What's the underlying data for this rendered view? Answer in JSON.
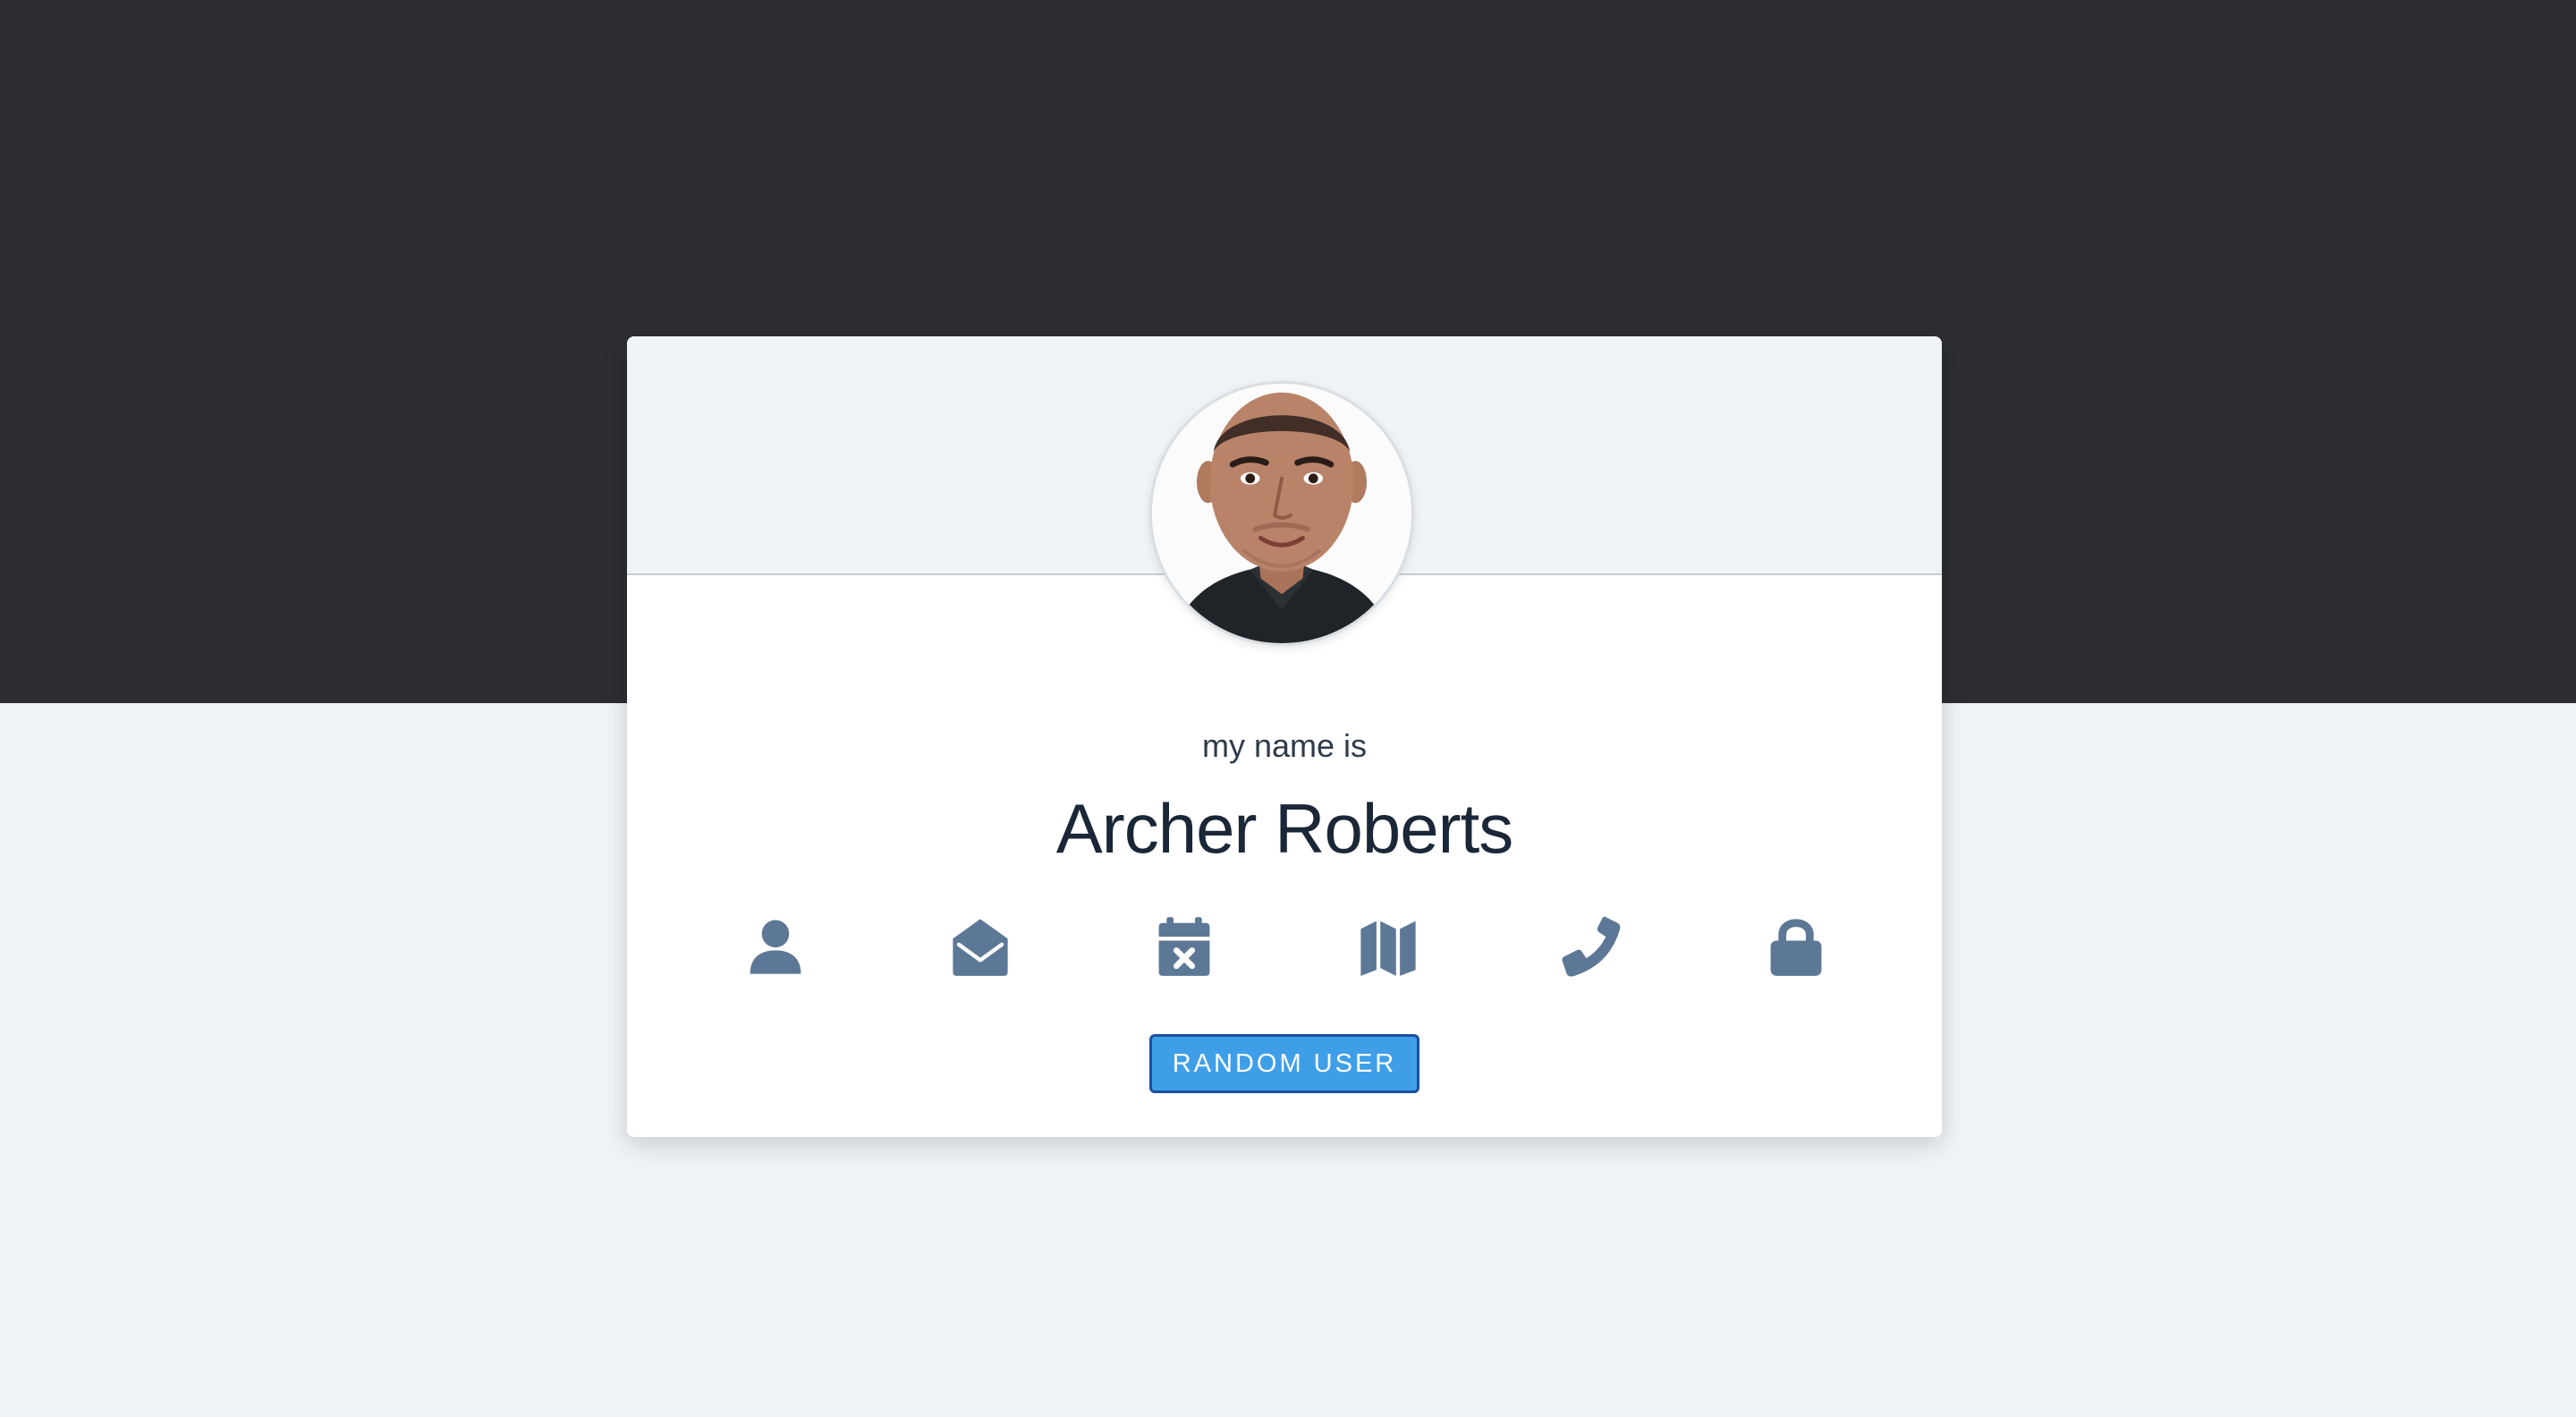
{
  "profile": {
    "subtitle": "my name is",
    "name": "Archer Roberts",
    "avatar_alt": "profile photo"
  },
  "icons": [
    {
      "name": "user-icon"
    },
    {
      "name": "envelope-open-icon"
    },
    {
      "name": "calendar-x-icon"
    },
    {
      "name": "map-icon"
    },
    {
      "name": "phone-icon"
    },
    {
      "name": "lock-icon"
    }
  ],
  "actions": {
    "random_user_label": "RANDOM USER"
  },
  "colors": {
    "top_band": "#2c2e33",
    "page_background": "#f1f4f7",
    "card_header": "#f0f3f6",
    "icon": "#5d7896",
    "button": "#3f9ee8",
    "button_border": "#1c4fa3",
    "name_text": "#1a2737"
  }
}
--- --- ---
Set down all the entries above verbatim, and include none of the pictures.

*Answer for this exercise*
What's the underlying data for this rendered view? Answer in JSON.
{
  "profile": {
    "subtitle": "my name is",
    "name": "Archer Roberts",
    "avatar_alt": "profile photo"
  },
  "icons": [
    {
      "name": "user-icon"
    },
    {
      "name": "envelope-open-icon"
    },
    {
      "name": "calendar-x-icon"
    },
    {
      "name": "map-icon"
    },
    {
      "name": "phone-icon"
    },
    {
      "name": "lock-icon"
    }
  ],
  "actions": {
    "random_user_label": "RANDOM USER"
  },
  "colors": {
    "top_band": "#2c2e33",
    "page_background": "#f1f4f7",
    "card_header": "#f0f3f6",
    "icon": "#5d7896",
    "button": "#3f9ee8",
    "button_border": "#1c4fa3",
    "name_text": "#1a2737"
  }
}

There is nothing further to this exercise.